The Senate passed a $447 billion omnibus spending bill over the weekend, one that increases federal spending at government agencies by some $48 billion, a 12 percent increase from 2009. According to the Wall Street Journal, "That increase—when inflation is negligible—is in addition to the $311 billion in stimulus already authorized or out the door for these programs. Adding this new stash means that federal agencies will have received a nearly 70% increase in the last two years."
That whopping 70 percent increase in spending on government programs also means that Congress will now have to vote to "raise the federal debt ceiling by at least $1.8 trillion," according to the Washington Post. Note the Post reports they'll raise the debt ceiling "BY" $1.8 trillion, not "TO" $1.8 trillion.

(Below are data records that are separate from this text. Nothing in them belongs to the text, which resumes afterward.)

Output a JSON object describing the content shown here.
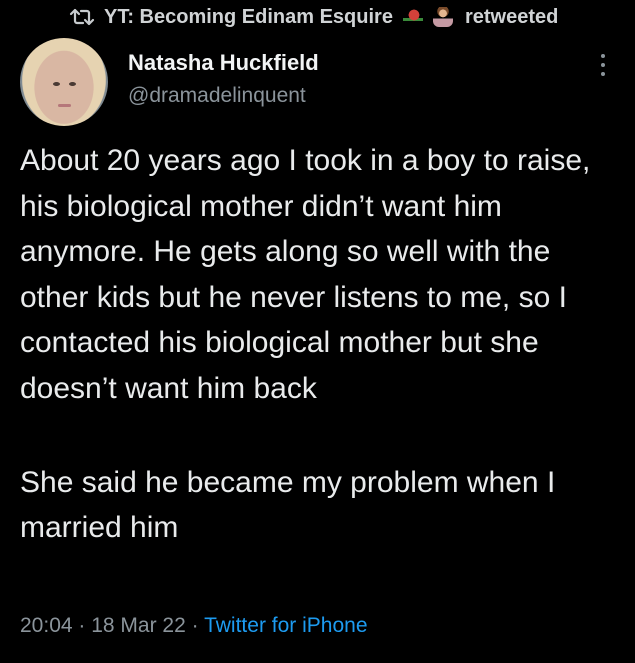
{
  "retweet": {
    "icon": "retweet-icon",
    "name": "YT: Becoming Edinam Esquire",
    "emoji": [
      "rose-emoji",
      "woman-judge-emoji"
    ],
    "label": "retweeted"
  },
  "author": {
    "display_name": "Natasha Huckfield",
    "handle": "@dramadelinquent",
    "avatar": "profile-photo"
  },
  "tweet": {
    "paragraphs": [
      "About 20 years ago I took in a boy to raise, his biological mother didn’t want him anymore. He gets along so well with the other kids but he never listens to me, so I contacted his biological mother but she doesn’t want him back",
      "She said he became my problem when I married him"
    ]
  },
  "meta": {
    "time": "20:04",
    "separator": " · ",
    "date": "18 Mar 22",
    "source": "Twitter for iPhone"
  },
  "colors": {
    "background": "#000000",
    "text": "#e7e9ea",
    "secondary": "#8b949b",
    "link": "#1d9bf0"
  }
}
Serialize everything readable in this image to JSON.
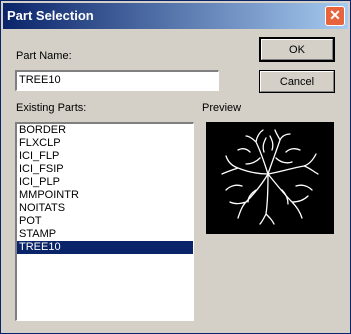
{
  "window": {
    "title": "Part Selection",
    "close_glyph": "✕"
  },
  "part_name": {
    "label": "Part Name:",
    "value": "TREE10"
  },
  "buttons": {
    "ok": "OK",
    "cancel": "Cancel"
  },
  "existing_parts": {
    "label": "Existing Parts:",
    "items": [
      "BORDER",
      "FLXCLP",
      "ICI_FLP",
      "ICI_FSIP",
      "ICI_PLP",
      "MMPOINTR",
      "NOITATS",
      "POT",
      "STAMP",
      "TREE10"
    ],
    "selected": "TREE10"
  },
  "preview": {
    "label": "Preview"
  },
  "colors": {
    "selection": "#0a246a",
    "title_start": "#0a246a",
    "title_end": "#a6caf0",
    "close": "#e8643c"
  }
}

Really, what planet are these Democrats on? When the president unveiled his much-anticipated "jobs" package last week—he's too smart to call it a second stimulus plan—it seemed like he spent a lot more time talking about tax incentives for winterizing our homes than about helping businesses create jobs. In fact, some pundits called it "cash for caulkers." All joking aside, the proposals add even more to the uncertainty facing small business owners right now, whether it's from cap and trade, healthcare, or even the on-again off-again one-year capital gains tax cut he's proposing for new investments in small business stock. It's no wonder with so much unpredictability that businesses can't plan ahead, much less hire new workers.

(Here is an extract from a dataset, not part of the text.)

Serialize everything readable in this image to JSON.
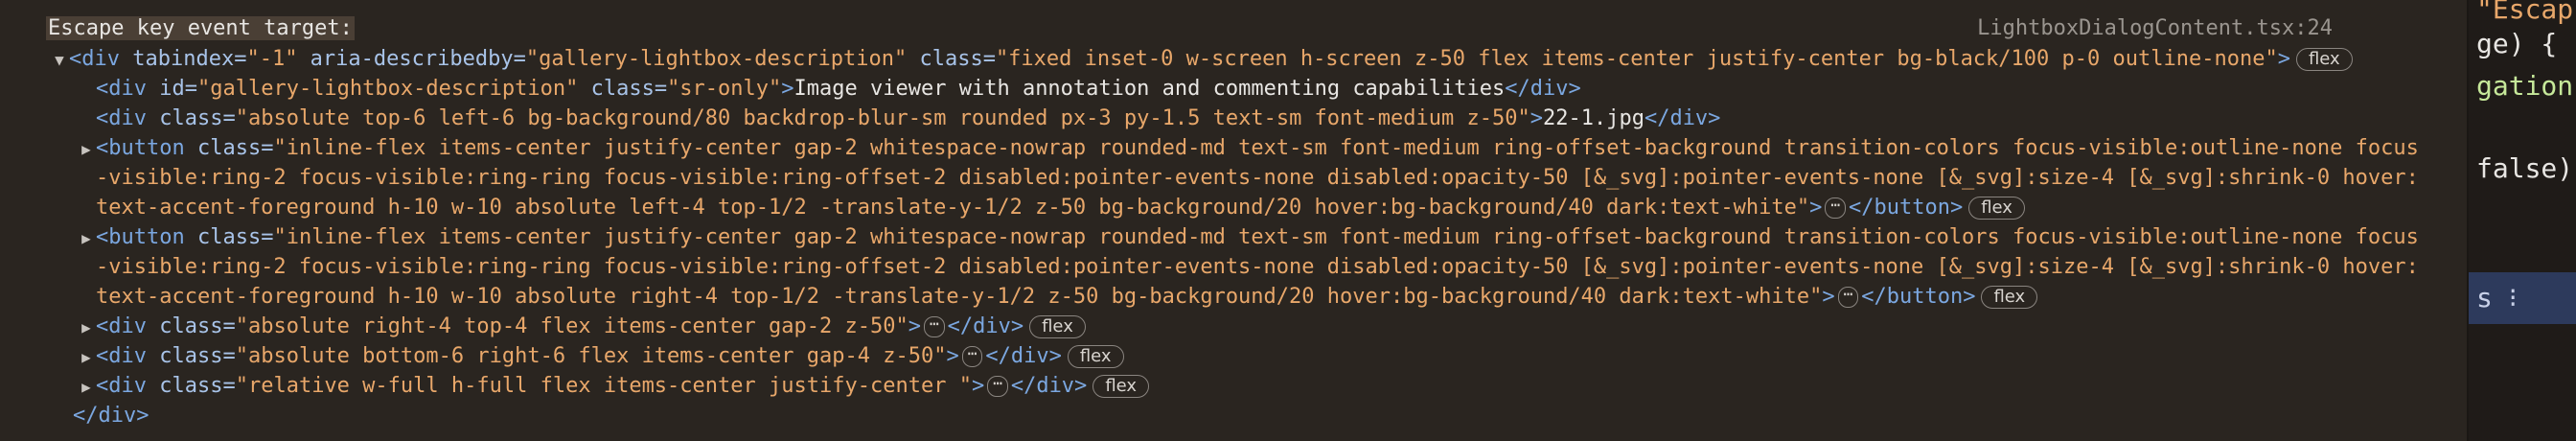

When you combine this massive spending bill with the trillion-dollar-plus healthcare reform proposals Congress is moving towards, you have to wonder. Earlier this week, Sen. Claire McCaskill of Missouri announced she'd "absolutely" vote against healthcare reform if it added to the deficit. Later she joined Democratic Sens. Evan Bayh of Indiana and Russ Feingold of Wisconsin in voting against the omnibus spending bill, and Bayh urged the president to veto the whole thing. Bayh was quoted in Politico saying that Washington politicians "are totally out of touch with the sacrifices middle-class Americans are making ... We have to take the credit card away from the politicians who just want to spend, spend, spend." The Republicans couldn't have said it better.